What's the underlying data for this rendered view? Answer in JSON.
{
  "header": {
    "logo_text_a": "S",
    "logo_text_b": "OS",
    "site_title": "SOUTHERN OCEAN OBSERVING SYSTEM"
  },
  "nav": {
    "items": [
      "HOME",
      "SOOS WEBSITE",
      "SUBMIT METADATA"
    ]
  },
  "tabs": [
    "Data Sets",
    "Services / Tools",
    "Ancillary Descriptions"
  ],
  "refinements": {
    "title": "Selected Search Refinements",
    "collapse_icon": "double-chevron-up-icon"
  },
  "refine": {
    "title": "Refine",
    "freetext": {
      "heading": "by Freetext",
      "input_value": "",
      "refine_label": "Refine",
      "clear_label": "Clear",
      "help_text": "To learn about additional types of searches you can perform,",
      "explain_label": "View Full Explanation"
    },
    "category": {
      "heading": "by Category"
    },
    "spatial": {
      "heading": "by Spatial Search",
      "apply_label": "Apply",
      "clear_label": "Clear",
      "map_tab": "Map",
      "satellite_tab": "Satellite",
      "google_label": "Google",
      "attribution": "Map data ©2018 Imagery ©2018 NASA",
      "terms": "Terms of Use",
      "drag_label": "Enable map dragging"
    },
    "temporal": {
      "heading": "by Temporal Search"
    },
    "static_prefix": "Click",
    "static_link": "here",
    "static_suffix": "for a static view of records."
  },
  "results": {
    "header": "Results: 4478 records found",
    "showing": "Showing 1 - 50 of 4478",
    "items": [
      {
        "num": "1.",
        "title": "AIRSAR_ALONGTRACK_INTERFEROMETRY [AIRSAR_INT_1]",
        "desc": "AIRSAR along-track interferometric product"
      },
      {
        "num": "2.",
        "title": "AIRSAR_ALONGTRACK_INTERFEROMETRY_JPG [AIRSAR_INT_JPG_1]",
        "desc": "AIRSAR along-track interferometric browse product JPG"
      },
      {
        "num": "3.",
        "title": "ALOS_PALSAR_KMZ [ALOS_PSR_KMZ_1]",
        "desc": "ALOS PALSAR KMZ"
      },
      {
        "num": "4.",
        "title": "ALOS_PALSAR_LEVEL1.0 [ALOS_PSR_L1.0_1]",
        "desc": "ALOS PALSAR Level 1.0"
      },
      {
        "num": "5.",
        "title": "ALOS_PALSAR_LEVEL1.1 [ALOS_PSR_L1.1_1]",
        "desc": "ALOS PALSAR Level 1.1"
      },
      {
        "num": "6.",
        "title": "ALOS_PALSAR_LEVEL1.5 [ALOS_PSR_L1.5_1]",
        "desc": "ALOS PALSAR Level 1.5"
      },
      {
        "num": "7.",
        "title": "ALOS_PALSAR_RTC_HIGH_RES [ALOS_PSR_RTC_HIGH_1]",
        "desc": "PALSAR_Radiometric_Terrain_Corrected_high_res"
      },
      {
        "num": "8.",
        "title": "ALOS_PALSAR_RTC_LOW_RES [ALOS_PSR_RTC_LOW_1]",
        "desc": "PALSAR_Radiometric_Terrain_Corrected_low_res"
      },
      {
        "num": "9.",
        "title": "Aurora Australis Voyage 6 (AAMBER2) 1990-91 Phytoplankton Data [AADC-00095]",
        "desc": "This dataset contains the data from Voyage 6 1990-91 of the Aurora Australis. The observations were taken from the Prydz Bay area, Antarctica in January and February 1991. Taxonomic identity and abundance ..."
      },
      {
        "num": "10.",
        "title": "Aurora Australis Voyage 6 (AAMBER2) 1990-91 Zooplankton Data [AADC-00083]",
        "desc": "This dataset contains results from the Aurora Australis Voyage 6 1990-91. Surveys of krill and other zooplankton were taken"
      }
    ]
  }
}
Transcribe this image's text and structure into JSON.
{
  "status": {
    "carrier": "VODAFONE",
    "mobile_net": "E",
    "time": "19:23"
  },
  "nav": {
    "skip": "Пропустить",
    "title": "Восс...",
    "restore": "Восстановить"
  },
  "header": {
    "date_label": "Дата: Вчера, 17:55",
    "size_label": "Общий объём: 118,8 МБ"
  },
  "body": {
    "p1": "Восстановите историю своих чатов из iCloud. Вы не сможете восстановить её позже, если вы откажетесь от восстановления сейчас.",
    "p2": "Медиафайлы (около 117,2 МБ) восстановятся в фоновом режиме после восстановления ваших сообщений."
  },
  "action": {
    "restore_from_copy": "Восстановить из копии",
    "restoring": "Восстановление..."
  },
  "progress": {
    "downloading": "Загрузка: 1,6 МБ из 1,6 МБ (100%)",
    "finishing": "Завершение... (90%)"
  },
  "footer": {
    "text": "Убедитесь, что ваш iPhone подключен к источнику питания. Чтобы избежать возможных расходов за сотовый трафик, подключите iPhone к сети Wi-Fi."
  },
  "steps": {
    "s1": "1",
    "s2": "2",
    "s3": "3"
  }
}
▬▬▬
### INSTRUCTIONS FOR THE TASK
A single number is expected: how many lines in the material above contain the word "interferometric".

### RESPONSE FOR THIS EXERCISE
2